The PI has directly received a contract agreement from his or her sponsor. Can the PI sign the agreement and send the paperwork to OSP to create an account?
No. Awards are negotiated by OSP on behalf of MIT. PIs and DLC personnel are not authorized to negotiate on behalf of MIT and may not sign sponsored agreements. You should send all paperwork, or email notification of the award, to your OSP representative for appropriate processing.
When must the Notice of Award be signed by the PI and administrator for the responsible DLC?
Notices of Award are produced in one of two ways: (1) negative confirmation—signature is not required; or (2) positive confirmation—signature is required.
When negative confirmation is acceptable, the “no signature needed” statement will be included with a reminder that the expenditure of funds signifies acceptance of the terms and conditions.
When positive confirmation is required, the “signature required” statement will be included on the Notice of Award. It signals both the investigator and the administrative officer to carefully review the terms and conditions of the award and to sign and return the Notice of Award to the OSP contract officer.
OSP contract administrators determine whether the acceptance of award terms and conditions requires positive or negative confirmation. Generally, unilateral assistance awards from the federal government with standard terms follow the negative confirmation process, while the introduction of non-standard terms in an award generally requires positive confirmation.
How do I know when an award requires MIT execution?
Some proposals result in unilateral awards; based on the proposal and through budget revisions, the sponsor issues an award document. In these cases, a formal acceptance of the award signature by MIT is not required because our expenditure of funds demonstrates our acceptance of the award terms and conditions. These are known as unilateral awards. NSF and NIH grant awards are examples of such unilateral awards.
When a sponsor requires that an MIT-authorized official sign to accept the award terms and conditions, the award is called a bilateral award. Typically, federal contracts and most foundation and industry awards are bilateral.
My NSF award references 42 US Code 1869a and 1869b; what does this law mean?

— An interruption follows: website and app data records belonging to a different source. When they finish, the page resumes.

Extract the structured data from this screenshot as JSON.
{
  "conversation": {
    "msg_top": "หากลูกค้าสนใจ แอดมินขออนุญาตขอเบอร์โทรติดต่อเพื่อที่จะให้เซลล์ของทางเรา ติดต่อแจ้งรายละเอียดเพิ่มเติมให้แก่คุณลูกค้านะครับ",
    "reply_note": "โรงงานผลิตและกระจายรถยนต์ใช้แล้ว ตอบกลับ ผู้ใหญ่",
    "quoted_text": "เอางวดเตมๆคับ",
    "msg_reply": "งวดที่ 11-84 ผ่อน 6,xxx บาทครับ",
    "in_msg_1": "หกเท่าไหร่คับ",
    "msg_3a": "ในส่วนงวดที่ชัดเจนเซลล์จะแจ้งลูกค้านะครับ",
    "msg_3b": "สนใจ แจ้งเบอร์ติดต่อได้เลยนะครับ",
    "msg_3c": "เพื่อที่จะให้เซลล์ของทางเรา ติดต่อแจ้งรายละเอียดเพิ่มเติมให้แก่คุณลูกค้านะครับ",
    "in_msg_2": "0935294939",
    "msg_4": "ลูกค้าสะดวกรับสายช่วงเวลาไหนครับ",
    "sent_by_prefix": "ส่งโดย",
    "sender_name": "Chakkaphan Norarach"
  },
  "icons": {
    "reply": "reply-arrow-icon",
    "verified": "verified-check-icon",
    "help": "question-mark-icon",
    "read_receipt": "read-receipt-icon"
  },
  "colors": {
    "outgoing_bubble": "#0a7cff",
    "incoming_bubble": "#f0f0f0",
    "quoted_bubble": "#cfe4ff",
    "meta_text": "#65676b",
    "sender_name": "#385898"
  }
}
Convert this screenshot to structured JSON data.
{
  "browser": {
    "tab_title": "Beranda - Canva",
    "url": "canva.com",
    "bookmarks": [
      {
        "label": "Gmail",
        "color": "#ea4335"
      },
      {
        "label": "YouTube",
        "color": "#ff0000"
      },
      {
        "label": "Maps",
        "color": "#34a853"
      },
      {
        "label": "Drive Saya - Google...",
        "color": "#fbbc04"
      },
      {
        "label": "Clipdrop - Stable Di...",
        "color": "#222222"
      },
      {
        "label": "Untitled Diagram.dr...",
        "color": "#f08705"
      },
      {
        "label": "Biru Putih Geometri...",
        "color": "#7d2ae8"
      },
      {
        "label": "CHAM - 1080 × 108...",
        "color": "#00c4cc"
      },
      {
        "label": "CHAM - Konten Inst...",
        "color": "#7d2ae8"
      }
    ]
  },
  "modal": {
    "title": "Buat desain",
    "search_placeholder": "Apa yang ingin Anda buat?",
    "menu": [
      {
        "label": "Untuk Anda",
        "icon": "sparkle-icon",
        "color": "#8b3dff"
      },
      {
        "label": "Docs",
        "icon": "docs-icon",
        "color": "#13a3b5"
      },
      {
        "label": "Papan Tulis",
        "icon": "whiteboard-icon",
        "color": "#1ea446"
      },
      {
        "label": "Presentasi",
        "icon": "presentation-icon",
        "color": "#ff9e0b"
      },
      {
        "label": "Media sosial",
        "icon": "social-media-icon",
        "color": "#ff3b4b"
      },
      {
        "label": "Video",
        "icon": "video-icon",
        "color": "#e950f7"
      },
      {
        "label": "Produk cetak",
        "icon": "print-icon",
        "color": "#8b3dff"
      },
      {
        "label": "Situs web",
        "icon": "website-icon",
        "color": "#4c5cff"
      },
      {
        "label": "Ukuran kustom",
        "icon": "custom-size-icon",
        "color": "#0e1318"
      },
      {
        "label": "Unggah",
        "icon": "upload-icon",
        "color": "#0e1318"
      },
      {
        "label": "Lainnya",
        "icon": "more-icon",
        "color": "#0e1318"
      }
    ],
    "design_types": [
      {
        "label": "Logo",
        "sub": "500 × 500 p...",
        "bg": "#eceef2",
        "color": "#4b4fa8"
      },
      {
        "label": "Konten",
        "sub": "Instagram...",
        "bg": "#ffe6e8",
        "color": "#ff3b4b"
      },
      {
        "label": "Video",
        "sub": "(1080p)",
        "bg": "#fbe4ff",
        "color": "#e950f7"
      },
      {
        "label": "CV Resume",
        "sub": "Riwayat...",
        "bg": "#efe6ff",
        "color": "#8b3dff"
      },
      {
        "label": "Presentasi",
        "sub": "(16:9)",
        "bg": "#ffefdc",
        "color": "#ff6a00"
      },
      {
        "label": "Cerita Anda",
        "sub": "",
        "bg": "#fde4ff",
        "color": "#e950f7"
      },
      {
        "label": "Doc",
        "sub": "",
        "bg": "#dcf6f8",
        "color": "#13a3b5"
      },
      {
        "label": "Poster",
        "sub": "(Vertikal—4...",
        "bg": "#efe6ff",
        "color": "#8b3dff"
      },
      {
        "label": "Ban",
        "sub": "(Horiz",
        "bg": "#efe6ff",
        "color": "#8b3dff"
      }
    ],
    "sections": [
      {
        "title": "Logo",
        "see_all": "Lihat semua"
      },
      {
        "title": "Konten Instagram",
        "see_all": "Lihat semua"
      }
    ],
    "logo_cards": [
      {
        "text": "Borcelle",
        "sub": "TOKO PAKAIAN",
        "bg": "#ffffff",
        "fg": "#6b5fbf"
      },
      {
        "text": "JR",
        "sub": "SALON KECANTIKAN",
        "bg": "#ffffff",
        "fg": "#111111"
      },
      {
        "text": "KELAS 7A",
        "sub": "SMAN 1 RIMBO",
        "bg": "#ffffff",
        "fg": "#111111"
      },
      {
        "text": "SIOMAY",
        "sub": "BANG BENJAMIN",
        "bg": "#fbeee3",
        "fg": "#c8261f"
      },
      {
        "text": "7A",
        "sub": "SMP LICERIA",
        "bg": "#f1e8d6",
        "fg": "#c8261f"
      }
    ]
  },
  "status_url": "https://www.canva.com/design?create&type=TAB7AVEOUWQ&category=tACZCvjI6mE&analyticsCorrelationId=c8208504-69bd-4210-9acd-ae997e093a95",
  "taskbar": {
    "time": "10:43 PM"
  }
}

This code is most often found in awards with a major educational component, like the NSF CAREER awards. Under this law, the National Science Foundation must include special terms in any project that is anticipated to result in pre-college curriculum development. The terms require that the awardee (MIT) obtain prior written approval from the school board (or equivalent) prior to involving pre-college students in your project. Additionally, all instructional materials developed must be made available within the school district for inspection by parents and guardians of children involved. If your project includes any K-12 curriculum development, be sure to share copies of all school board written approvals with OSP.